Once we are all seated, Ajahn Jayasaro is given booklets that Kru Maggie (Principal and designer of the school’s curriculum) and the trainee teachers have brought with them after their 2-day nature jaunt in Doi Inthanon. The teachers had written down short poems, sketched or painted their meditations on the connection between life and nature.
Ajahn Jayasaro went through the booklets, smiled and made comments before he began to share his thoughts on education.
In his dhamma talks, Ajahn Jayasaro often states that “Buddhism is not a belief-based religion” but an education-based one which teaches people to “liberate themselves from all suffering through a clear penetrative understanding of the way things are.”
The biggest obstacle to true happiness in life is ignorance. The Buddhist teachings show us how to transcend ignorance. “From then you can see it is a matter of education.”
Ajahn Jayasaro is a well-known advocate of “adapting Buddhist developmental principles to the education process” – one that involves teaching children to develop wise relationships to the physical, social, emotional worlds they inhabit.
“Most importantly, the jewel in the crown of Buddhism is its emphasis on wisdom and the practical technique to develop and to nourish this …A Buddhist approach does not overlook “the traditional features of an educational system but adds on to it…”
“In order to flourish in the world, it’s not then a matter of merely accumulating a body of knowledge, so much as cultivating a strong but supple mind and the ability to develop life skills such as skillful communication, the ability to work in a team, patience, resilience (the ability to bounce back after disappointments), the ability to manage one’s moods, and to protect the mind from pride, arrogance, greed, hatred, depression, anxiety, and panic. These abilities are being increasingly recognized as being more useful and necessary in the long run to a successful working life rather than having a particular degree under your belt.” (Ajahn Jayasaro, “Buddhist Wisdom In Education”, Buddhist Approach, https://www.panyaden.ac.th).
After the talk, Ajahn answered questions from the floor before guiding everyone in meditation. An appropriate ending to an insightful afternoon.

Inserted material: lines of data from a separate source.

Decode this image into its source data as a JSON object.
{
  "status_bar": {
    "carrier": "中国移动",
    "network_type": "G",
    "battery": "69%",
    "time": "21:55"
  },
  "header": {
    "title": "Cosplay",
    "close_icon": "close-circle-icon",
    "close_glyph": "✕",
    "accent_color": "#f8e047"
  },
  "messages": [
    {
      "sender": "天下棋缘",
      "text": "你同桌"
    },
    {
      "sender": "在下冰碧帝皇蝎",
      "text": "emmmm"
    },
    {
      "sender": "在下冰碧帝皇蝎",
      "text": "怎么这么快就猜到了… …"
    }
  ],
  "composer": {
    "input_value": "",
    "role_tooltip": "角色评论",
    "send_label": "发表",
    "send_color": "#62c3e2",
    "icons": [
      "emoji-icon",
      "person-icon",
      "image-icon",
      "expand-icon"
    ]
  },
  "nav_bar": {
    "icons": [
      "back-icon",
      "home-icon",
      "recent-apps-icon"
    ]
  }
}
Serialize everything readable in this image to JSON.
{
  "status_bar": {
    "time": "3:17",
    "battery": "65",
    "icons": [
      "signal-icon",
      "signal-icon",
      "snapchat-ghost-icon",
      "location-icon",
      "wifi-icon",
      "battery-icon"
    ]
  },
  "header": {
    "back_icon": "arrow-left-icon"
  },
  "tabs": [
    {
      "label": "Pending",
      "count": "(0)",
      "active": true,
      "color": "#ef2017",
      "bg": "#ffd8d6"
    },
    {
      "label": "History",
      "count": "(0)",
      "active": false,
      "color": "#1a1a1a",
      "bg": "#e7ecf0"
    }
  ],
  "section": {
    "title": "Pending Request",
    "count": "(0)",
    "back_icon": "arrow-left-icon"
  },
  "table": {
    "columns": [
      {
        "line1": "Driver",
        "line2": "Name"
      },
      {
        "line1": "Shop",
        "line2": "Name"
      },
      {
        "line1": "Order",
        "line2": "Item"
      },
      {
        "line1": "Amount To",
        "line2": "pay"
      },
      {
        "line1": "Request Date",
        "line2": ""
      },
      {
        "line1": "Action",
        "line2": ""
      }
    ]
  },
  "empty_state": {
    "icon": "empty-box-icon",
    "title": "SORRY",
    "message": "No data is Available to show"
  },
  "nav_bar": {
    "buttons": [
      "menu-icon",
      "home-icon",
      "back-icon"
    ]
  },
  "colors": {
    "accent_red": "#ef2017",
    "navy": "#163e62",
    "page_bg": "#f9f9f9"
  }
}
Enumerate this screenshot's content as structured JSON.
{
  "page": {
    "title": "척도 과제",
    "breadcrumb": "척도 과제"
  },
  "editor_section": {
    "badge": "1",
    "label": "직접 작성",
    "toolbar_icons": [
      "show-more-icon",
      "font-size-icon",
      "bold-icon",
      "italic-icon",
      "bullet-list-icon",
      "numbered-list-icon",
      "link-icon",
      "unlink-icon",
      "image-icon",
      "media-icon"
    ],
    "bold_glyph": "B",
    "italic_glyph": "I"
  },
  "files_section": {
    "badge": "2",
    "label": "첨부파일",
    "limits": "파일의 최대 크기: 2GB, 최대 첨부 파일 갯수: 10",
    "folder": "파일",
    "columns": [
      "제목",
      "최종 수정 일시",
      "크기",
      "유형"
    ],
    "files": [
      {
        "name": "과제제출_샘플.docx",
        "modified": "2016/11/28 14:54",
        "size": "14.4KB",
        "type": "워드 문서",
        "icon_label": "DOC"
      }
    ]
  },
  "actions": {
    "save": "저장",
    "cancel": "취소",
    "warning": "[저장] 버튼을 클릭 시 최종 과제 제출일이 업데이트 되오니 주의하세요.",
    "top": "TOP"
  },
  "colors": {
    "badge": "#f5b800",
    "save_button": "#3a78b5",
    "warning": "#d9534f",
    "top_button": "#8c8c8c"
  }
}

This billboard was erected today at the Huay Kaew-Rincome Junction. Check out our website (https://www.panyaden.ac.th) for more information or call 080-078-5115 (when calling from Thailand; from elsewhere, please call +668-0078-5115).
Come visit us on 28 November 2010 (Open House Day) between 9am to 1.30pm.